Available data START
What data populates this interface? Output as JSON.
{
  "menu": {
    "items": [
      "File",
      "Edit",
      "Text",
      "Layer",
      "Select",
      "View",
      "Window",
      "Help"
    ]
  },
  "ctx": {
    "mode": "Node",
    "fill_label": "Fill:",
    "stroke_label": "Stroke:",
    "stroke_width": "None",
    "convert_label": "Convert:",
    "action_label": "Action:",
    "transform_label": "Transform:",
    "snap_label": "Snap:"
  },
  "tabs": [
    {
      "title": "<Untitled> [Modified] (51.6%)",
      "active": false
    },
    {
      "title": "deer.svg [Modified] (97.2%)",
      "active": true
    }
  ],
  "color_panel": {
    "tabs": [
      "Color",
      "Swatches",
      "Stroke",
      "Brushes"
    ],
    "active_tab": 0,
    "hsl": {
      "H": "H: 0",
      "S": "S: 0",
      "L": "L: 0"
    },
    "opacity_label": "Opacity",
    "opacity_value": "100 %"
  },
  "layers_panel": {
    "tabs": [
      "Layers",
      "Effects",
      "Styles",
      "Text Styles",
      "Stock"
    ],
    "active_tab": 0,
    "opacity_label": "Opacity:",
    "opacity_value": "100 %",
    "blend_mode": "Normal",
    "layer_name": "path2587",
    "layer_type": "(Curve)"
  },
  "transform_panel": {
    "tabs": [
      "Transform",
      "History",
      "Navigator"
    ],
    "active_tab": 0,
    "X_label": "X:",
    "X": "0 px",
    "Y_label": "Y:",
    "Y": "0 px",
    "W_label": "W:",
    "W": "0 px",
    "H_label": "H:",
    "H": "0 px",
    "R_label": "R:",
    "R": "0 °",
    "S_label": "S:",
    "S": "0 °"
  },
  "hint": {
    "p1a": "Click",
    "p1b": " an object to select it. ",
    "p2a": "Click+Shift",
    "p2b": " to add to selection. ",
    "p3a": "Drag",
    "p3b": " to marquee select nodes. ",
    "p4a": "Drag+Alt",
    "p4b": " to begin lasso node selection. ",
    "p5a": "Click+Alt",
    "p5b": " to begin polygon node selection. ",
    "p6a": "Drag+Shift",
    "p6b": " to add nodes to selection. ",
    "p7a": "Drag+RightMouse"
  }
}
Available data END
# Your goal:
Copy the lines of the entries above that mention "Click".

# Problem solution:
    "p1a": "Click",
    "p2a": "Click+Shift",
    "p5a": "Click+Alt",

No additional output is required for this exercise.